This is a little on the nit-picky side, but illustrative of a larger and more substantial issue. From today’s Google news science feed:
First it was towering mountains of ice and a surprisingly crater-free plain. Now it’s icy terrain with a snakeskin vibe and a section of the plain covered in tiny dimples, giving it a texture resembling a cantaloupe.
With the release Thursday of several new images from New Horizons’ flyby of the Pluto-Charon system in July, Pluto continues to amaze.
For William McKinnon, a planetary geologist on the New Horizons team who has been studying the formation and evolution of icy moons in the outer solar system for more than 30 years, the landscape the new images reveal is “unique and perplexing.”
First off: good job, Science! Way cool stuff here. Great pictures, wonderfully successful mission. More, please! But to the point:
When planetary geologist Geoffrey Collins needs an informal gauge of how much progress has been made, he thumbs through a children’s book about planets published in the 1960s.
“I keep it on my shelf in my office at home … just to remind me of what people knew” back then…
“I’m always sobered by these kinds of discoveries,” he (Scott Kenyon of the Harvard-Smithsonian Center for Astrophysics) says. “We make very complicated models for exoplanets that we can’t see. And we make statements that are very confident. But we’re continually surprised because the universe is varied on scales we sometimes fail to understand.”
The more general problem here: we humans love our stories, scientists no less than anybody else. But we tend to make them up as soon as we know anything at all, and then invest them with way more weight than they deserve. Then, we get a closer look and new information, and it turns out our ideas are all wrong.

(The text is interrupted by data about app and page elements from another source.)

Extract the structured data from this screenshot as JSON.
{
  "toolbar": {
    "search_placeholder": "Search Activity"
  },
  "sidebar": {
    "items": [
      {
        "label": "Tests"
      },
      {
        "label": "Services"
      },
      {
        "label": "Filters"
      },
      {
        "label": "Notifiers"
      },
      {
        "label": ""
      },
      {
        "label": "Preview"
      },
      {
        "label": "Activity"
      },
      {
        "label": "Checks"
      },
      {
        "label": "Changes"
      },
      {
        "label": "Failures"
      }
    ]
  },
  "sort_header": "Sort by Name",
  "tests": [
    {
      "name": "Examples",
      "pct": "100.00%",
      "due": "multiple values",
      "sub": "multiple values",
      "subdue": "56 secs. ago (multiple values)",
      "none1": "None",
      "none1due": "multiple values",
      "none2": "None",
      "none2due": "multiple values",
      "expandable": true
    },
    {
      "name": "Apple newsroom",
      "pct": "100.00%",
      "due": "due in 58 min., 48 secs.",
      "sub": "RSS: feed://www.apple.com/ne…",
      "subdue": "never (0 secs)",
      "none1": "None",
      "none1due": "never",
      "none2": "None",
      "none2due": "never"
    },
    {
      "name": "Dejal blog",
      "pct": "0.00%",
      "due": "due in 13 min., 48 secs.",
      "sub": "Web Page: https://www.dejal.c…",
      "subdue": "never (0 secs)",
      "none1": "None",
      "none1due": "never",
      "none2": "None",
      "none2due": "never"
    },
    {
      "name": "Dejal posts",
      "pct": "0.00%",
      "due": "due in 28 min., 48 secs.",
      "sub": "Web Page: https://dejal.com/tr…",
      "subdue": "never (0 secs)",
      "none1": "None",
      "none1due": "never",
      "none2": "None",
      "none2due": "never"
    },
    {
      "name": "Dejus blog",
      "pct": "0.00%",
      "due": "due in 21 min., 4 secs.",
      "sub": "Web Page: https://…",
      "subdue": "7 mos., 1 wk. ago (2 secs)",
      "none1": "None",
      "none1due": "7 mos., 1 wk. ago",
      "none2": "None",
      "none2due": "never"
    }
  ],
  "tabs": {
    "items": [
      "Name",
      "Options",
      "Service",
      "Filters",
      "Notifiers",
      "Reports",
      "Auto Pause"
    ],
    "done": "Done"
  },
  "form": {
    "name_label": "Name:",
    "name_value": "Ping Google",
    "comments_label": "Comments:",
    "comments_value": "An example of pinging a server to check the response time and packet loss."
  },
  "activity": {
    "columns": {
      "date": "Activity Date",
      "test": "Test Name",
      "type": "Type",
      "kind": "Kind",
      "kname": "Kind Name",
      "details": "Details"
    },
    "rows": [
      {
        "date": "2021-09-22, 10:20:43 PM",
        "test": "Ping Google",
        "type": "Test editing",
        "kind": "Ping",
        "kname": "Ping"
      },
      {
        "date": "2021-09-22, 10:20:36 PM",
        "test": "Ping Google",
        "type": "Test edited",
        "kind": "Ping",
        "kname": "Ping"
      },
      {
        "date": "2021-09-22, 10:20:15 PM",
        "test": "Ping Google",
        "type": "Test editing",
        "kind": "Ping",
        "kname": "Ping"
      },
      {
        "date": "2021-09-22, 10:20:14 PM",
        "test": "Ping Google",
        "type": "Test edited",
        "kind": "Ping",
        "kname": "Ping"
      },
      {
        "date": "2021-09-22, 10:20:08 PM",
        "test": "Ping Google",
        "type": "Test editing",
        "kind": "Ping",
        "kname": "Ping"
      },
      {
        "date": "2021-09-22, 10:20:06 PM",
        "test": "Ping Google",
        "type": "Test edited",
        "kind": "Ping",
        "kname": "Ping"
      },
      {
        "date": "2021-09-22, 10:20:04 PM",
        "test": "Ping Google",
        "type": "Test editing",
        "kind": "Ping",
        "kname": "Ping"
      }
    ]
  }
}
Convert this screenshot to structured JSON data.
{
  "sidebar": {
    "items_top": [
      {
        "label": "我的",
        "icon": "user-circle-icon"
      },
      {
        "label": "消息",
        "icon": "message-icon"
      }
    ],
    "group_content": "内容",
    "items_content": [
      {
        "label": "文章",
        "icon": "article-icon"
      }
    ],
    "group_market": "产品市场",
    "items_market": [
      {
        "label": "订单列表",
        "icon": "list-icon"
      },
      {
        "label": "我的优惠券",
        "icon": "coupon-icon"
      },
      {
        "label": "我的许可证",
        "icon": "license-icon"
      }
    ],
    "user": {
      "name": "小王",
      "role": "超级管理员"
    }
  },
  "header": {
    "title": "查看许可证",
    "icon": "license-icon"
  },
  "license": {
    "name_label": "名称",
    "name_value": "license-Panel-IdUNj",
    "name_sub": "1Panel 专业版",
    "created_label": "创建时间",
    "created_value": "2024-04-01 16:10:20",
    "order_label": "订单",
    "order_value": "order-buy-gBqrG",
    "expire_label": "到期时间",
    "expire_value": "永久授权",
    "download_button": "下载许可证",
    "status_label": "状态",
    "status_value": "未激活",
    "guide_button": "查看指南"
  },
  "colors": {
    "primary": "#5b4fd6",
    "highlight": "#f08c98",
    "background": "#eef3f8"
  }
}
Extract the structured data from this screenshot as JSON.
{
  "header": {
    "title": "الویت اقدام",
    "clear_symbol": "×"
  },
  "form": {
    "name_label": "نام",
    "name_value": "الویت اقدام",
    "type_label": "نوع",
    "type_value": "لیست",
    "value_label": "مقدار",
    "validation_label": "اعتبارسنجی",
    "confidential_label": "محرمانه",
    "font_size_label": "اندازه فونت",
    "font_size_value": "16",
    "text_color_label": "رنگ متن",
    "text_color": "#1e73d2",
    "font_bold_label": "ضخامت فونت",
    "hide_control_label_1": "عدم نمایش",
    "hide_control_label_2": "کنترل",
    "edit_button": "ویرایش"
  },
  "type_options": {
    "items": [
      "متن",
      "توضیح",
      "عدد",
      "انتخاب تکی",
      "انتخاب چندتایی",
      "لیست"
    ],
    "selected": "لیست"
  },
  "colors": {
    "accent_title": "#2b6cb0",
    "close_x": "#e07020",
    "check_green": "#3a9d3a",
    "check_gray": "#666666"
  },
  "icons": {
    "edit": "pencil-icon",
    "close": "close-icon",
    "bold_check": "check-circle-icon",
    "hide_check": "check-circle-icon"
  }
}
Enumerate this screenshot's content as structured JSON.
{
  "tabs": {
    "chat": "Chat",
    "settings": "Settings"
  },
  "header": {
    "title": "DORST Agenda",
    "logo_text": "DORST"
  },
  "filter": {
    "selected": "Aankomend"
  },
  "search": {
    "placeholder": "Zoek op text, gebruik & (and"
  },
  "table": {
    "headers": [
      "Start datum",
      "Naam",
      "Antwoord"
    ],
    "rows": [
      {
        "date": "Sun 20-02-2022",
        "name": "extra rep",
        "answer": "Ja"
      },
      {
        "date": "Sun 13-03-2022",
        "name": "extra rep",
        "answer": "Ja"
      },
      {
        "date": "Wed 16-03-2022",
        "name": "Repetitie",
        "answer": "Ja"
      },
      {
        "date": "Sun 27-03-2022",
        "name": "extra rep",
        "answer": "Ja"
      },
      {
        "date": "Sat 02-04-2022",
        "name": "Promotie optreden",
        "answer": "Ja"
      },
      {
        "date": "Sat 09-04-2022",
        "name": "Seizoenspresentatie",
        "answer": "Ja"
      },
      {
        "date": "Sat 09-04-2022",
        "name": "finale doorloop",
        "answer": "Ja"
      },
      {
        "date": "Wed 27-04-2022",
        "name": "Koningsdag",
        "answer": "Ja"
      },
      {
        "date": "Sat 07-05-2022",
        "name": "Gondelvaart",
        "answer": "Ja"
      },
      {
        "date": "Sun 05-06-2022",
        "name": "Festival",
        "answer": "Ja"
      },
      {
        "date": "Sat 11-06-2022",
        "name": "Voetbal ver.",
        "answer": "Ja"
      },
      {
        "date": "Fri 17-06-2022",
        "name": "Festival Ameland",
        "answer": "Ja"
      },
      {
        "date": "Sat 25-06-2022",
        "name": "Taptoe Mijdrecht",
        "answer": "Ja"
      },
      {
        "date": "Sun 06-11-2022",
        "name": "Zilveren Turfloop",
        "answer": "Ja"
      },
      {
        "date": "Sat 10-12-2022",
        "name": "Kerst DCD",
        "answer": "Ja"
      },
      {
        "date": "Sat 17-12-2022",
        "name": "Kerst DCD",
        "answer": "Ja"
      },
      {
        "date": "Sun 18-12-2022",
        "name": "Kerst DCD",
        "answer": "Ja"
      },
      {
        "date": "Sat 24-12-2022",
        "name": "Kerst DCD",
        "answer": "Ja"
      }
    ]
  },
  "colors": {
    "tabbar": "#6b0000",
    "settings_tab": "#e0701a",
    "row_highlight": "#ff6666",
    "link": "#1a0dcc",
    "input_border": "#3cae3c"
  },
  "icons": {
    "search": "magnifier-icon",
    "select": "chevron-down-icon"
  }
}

Are we humbled? Do we propose new, less ambitious and more cautious theories to account for what we now know? Have you been reading this blog very long?
No, the next round of theories – stories – will be every bit as strongly stated and certain sounding as the recently discredited ones. Once we land probes on some of these outer moons and planetoids, we’ll once again be shocked – shocked, I tell you! – to discover that we were all wrong about a bunch of stuff, and that, for example, Mars is more like the moon than the earth, that the major moons of the gas giants are not just balls of rock and ice, but are geologically active and complex, and so on – like in the kid’s book mentioned above, I recall reading about space as a kid versus what is said now. Big differences.
It’s similar in other fields as well. As more information came in, dinosaurs went from these ponderous, slow, thick beasts to something more like giant chickens. Early man went from mate-clubbing imbeciles to remarkably sophisticated social animals. Commercial nuclear fusion went from something 10 years out 50 years ago to something 10 years out today.
Now, there’s very little harm in getting a bit dogmatic in one’s speculations about planets, dinosaurs and early man. Whether Pluto is as smooth as a cue-ball or cratered like the moon or – as it turns out – way more geologically complex is not going to change the lives of 99.999% of people. Similarly, it just doesn’t make any difference to the rest of us if dinosaurs are slow-moving and stupid or bird-like and relatively intelligent, or if early man had a cultural life or not.
But other sciency-sounding theories do have practical implications. Those are the ones of which one must be cautious. We must ask: how would we *know* that? Have we seen it clearly? Have we successfully applied the theory – the story – to real life? Does it match what we do see?
Now, some things, such as electricity, chemistry and a lot of nuclear physics, are largely immune to such overreaching speculation, because of the practical technologies that depend on them. People did have all sorts of crazy theories about electrical essences and phlogiston and little indivisible atoms, but these gradually fell aside once people began to *use* their understanding to make stuff like electric lights, chemical dyes and microprocessors. But wherever that time-tested technological usefulness isn’t fully embodied in products, there remains plenty of room for stories that go too far – stories that will be shown to be wrong when we get a closer look at things.
Grain of salt, people.